Few anglers taking advantage of winter fishing
Dec. 24, 2011 at 6:24 a.m.
Updated Dec. 25, 2011 at 6:25 a.m.
Why the majority of anglers forget about coastal fishing in the winter is a mystery.
Maybe they don't like the cold boat rides, maybe a deer or duck blind is more pleasant than waist-deep on a shallow flat or maybe their sunrises are reserved for an extra wink on a soft down pillow.
Whatever the reason, they are missing out. Missing some of the largest trout of the year, missing some of the clearest water of the year, and missing a chance to fish a quiet bay all by yourself.
"It is like the good ol' days," said guide James Plaag of Galveston. "Wherever we are finding pelicans diving, we are finding lots of trout."
Plaag said MirrOlures in three to four feet of water over mud flats has been his Galveston Bay ticket.
"We have released 'eights', 'nines' and so many five- to six-pound trout," he said. "It has been as good as it can possibly get."
Redfish have been mixed with the trout, too, with a few flounder to boot.
Normally, by late December, the flounders' run to the Gulf is over, and that is holding true this year for the most part.
However, those willing to grind around Sea Wolf Park or Texas City with Gulps or mud fish have scored the last remnant of the run, resulting in some heavy flatfish.
Matagorda anglers have enjoyed similar results while drifting the vast mud and shell clumps East Matagorda Bay has to offer.

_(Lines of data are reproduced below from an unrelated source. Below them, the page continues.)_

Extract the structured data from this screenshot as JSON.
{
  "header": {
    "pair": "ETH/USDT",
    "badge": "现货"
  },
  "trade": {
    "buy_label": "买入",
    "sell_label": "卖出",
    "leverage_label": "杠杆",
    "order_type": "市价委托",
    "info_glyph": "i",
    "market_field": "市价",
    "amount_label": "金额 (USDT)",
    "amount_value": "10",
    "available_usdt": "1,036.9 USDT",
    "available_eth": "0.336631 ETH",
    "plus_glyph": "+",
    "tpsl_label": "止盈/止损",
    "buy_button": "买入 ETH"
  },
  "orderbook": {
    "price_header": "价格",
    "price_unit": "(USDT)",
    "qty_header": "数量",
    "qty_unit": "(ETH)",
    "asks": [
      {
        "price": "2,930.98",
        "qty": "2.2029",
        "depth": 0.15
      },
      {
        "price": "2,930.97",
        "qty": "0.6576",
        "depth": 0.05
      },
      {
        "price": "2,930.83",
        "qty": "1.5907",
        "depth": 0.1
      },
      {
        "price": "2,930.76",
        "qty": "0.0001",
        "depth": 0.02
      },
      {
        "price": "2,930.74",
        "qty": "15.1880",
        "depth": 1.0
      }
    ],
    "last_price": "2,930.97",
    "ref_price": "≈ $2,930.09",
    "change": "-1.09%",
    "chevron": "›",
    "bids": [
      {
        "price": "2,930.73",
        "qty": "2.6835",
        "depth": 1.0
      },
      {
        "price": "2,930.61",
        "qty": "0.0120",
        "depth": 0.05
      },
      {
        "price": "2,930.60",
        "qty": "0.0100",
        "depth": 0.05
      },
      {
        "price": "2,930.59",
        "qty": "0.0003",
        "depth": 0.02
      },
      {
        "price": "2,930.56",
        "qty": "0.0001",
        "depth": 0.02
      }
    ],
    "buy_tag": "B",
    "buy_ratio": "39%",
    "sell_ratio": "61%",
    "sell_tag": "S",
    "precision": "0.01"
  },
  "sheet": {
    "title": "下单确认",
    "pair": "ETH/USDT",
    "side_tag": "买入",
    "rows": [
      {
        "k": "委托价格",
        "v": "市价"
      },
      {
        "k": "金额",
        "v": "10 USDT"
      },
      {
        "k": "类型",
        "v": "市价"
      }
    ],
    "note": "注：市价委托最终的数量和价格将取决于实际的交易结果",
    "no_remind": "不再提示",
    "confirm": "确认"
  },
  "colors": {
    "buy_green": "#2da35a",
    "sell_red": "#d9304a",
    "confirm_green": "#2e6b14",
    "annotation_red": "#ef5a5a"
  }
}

Early this week, my party of three released two seven-pound trout and one five-pounder while working Chicken on a Chain Bass Assassins.
Water clarity is as clear as many pros can remember, but the fish are not in the crystal clear water.
"You have to find some streaky water," said guide Charlie Paradoski. "The trout aren't in the clear stuff because the bait isn't there."
Paradoski has regularly been catching 20 to 40 trout a session by working four to five feet of water with Bass Assassins. MirrOlures, TTF Flats Minnows and Norton Bull Minnows have also caught fish.
Guide Lee Warmke has been wading shorelines for large trout in the afternoon. Last week, Warmke released a 29-incher and too many trout over five pounds to count.
"I was throwing plugs and not getting many bites so I switched to a soft plastic and started catching big ones," Warmke said. "It has been a heck of a December for big trout in East Bay."
Redfish have been mixed with trout over deep shell, especially after the cold front that drop tides and push all the baitfish off the shorelines.
"There are plenty of reds out there, too," said Paradoski. "I had a party last week that caught 40 trout and seven reds from the same area of the bay."
If you want reds exclusively, guide Michael Rolf reported limits of reds, black drum and a few trout to boot from backwater sloughs and guts.
Live shrimp has been tough to come by this winter, but Rolf has found it recently and scored with heavy boxes of mixed species.
We all get stir crazy from being indoors too much during the holidays.
Now, you have a reason to get out of the house.
Bink Grimes is a freelance writer, photographer, author and licensed hunting fishing guide (email@example.com).